TASK TO CARRY OUT: Every entry in the following listing must be restated word for word, though not its pictures.

RECORDS SUPPLIED:
==================================================
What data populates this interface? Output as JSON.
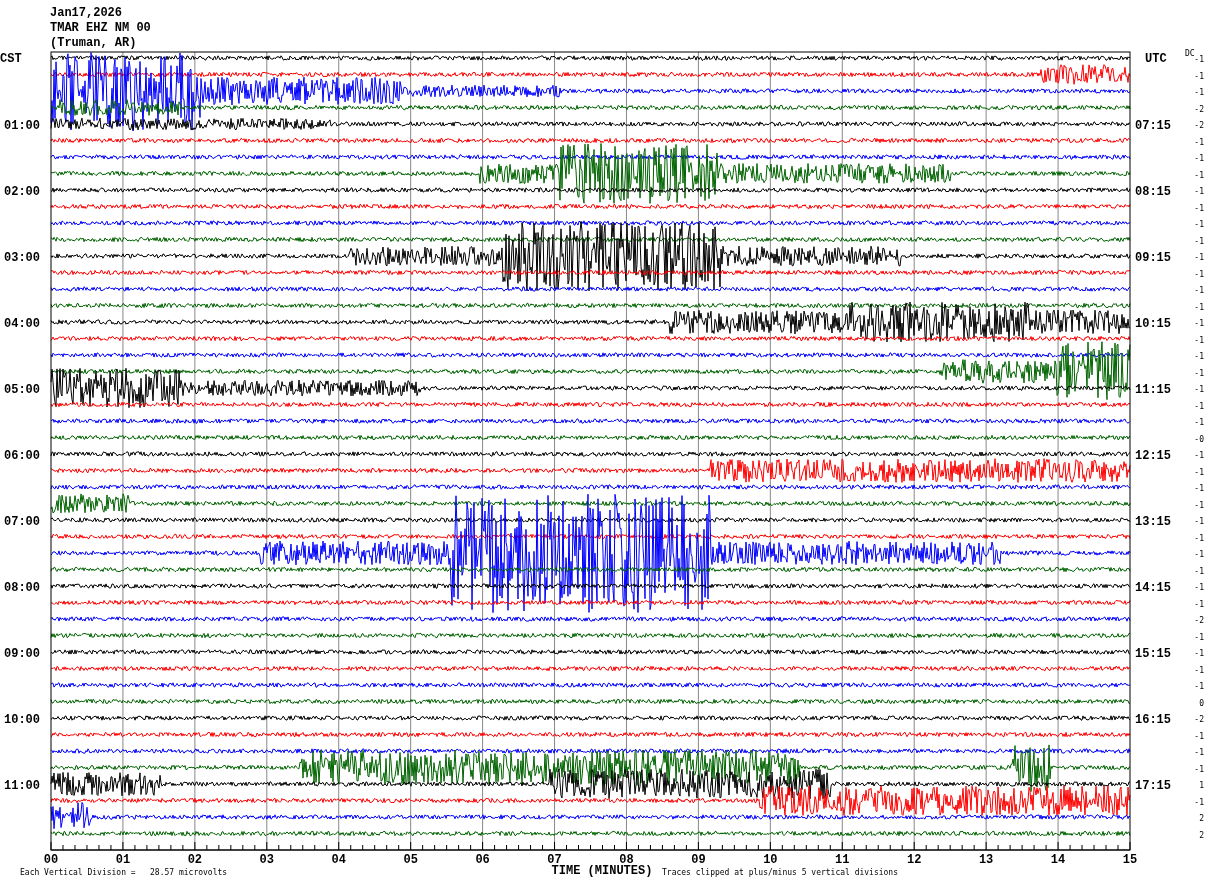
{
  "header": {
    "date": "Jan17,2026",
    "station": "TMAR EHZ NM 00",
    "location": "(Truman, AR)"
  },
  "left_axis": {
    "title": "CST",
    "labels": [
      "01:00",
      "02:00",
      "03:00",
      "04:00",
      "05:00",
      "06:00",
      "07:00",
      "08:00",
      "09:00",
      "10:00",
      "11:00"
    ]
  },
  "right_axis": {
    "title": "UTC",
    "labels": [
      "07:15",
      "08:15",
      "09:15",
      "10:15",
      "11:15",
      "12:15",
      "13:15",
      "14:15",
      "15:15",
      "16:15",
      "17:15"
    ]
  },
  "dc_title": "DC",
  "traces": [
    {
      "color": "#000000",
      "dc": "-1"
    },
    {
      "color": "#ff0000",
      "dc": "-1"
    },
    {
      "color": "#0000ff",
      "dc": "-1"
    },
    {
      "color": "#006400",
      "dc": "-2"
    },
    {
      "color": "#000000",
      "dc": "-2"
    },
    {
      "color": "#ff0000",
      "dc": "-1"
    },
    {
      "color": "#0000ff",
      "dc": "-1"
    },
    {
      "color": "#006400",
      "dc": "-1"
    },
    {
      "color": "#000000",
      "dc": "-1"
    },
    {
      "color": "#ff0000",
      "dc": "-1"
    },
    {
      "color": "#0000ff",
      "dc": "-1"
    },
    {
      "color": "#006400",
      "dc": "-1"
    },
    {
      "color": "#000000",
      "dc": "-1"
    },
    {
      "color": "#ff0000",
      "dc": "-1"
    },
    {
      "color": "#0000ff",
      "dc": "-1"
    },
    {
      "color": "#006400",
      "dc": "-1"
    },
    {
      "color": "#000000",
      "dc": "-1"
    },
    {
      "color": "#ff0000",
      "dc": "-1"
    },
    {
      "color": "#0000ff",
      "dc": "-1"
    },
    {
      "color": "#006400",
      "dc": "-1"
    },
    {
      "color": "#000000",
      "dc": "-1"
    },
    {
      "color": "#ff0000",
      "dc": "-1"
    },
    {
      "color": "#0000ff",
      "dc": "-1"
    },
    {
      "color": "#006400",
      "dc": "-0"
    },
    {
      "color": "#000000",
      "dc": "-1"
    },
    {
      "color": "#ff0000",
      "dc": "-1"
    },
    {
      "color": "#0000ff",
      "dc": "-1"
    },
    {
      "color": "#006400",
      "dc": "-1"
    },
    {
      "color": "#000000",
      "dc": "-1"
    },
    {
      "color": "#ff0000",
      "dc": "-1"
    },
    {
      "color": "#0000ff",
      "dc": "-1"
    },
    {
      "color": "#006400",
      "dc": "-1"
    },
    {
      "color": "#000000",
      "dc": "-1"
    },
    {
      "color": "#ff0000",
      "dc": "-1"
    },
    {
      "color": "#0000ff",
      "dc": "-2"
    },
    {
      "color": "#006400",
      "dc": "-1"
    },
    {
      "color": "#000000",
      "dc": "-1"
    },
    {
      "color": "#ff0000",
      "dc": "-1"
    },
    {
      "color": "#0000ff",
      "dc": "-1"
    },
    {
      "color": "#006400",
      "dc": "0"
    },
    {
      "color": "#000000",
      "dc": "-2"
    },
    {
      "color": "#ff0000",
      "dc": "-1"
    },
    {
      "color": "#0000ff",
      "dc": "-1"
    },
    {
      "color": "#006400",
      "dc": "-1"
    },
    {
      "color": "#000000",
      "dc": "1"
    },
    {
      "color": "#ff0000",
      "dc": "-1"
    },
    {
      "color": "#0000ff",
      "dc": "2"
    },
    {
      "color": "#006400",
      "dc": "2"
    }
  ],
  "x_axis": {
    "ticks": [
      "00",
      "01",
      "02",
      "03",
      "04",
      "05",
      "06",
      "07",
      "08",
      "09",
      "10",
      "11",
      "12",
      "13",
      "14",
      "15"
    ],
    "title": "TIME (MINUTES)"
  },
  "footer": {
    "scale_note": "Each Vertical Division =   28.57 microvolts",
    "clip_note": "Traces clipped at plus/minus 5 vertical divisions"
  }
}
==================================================
RESPONSE TO THIS EXERCISE:
What data populates this interface? Output as JSON.
{
  "header": {
    "date": "Jan17,2026",
    "station": "TMAR EHZ NM 00",
    "location": "(Truman, AR)"
  },
  "left_axis": {
    "title": "CST",
    "labels": [
      "01:00",
      "02:00",
      "03:00",
      "04:00",
      "05:00",
      "06:00",
      "07:00",
      "08:00",
      "09:00",
      "10:00",
      "11:00"
    ]
  },
  "right_axis": {
    "title": "UTC",
    "labels": [
      "07:15",
      "08:15",
      "09:15",
      "10:15",
      "11:15",
      "12:15",
      "13:15",
      "14:15",
      "15:15",
      "16:15",
      "17:15"
    ]
  },
  "dc_title": "DC",
  "traces": [
    {
      "color": "#000000",
      "dc": "-1"
    },
    {
      "color": "#ff0000",
      "dc": "-1"
    },
    {
      "color": "#0000ff",
      "dc": "-1"
    },
    {
      "color": "#006400",
      "dc": "-2"
    },
    {
      "color": "#000000",
      "dc": "-2"
    },
    {
      "color": "#ff0000",
      "dc": "-1"
    },
    {
      "color": "#0000ff",
      "dc": "-1"
    },
    {
      "color": "#006400",
      "dc": "-1"
    },
    {
      "color": "#000000",
      "dc": "-1"
    },
    {
      "color": "#ff0000",
      "dc": "-1"
    },
    {
      "color": "#0000ff",
      "dc": "-1"
    },
    {
      "color": "#006400",
      "dc": "-1"
    },
    {
      "color": "#000000",
      "dc": "-1"
    },
    {
      "color": "#ff0000",
      "dc": "-1"
    },
    {
      "color": "#0000ff",
      "dc": "-1"
    },
    {
      "color": "#006400",
      "dc": "-1"
    },
    {
      "color": "#000000",
      "dc": "-1"
    },
    {
      "color": "#ff0000",
      "dc": "-1"
    },
    {
      "color": "#0000ff",
      "dc": "-1"
    },
    {
      "color": "#006400",
      "dc": "-1"
    },
    {
      "color": "#000000",
      "dc": "-1"
    },
    {
      "color": "#ff0000",
      "dc": "-1"
    },
    {
      "color": "#0000ff",
      "dc": "-1"
    },
    {
      "color": "#006400",
      "dc": "-0"
    },
    {
      "color": "#000000",
      "dc": "-1"
    },
    {
      "color": "#ff0000",
      "dc": "-1"
    },
    {
      "color": "#0000ff",
      "dc": "-1"
    },
    {
      "color": "#006400",
      "dc": "-1"
    },
    {
      "color": "#000000",
      "dc": "-1"
    },
    {
      "color": "#ff0000",
      "dc": "-1"
    },
    {
      "color": "#0000ff",
      "dc": "-1"
    },
    {
      "color": "#006400",
      "dc": "-1"
    },
    {
      "color": "#000000",
      "dc": "-1"
    },
    {
      "color": "#ff0000",
      "dc": "-1"
    },
    {
      "color": "#0000ff",
      "dc": "-2"
    },
    {
      "color": "#006400",
      "dc": "-1"
    },
    {
      "color": "#000000",
      "dc": "-1"
    },
    {
      "color": "#ff0000",
      "dc": "-1"
    },
    {
      "color": "#0000ff",
      "dc": "-1"
    },
    {
      "color": "#006400",
      "dc": "0"
    },
    {
      "color": "#000000",
      "dc": "-2"
    },
    {
      "color": "#ff0000",
      "dc": "-1"
    },
    {
      "color": "#0000ff",
      "dc": "-1"
    },
    {
      "color": "#006400",
      "dc": "-1"
    },
    {
      "color": "#000000",
      "dc": "1"
    },
    {
      "color": "#ff0000",
      "dc": "-1"
    },
    {
      "color": "#0000ff",
      "dc": "2"
    },
    {
      "color": "#006400",
      "dc": "2"
    }
  ],
  "x_axis": {
    "ticks": [
      "00",
      "01",
      "02",
      "03",
      "04",
      "05",
      "06",
      "07",
      "08",
      "09",
      "10",
      "11",
      "12",
      "13",
      "14",
      "15"
    ],
    "title": "TIME (MINUTES)"
  },
  "footer": {
    "scale_note": "Each Vertical Division =   28.57 microvolts",
    "clip_note": "Traces clipped at plus/minus 5 vertical divisions"
  }
}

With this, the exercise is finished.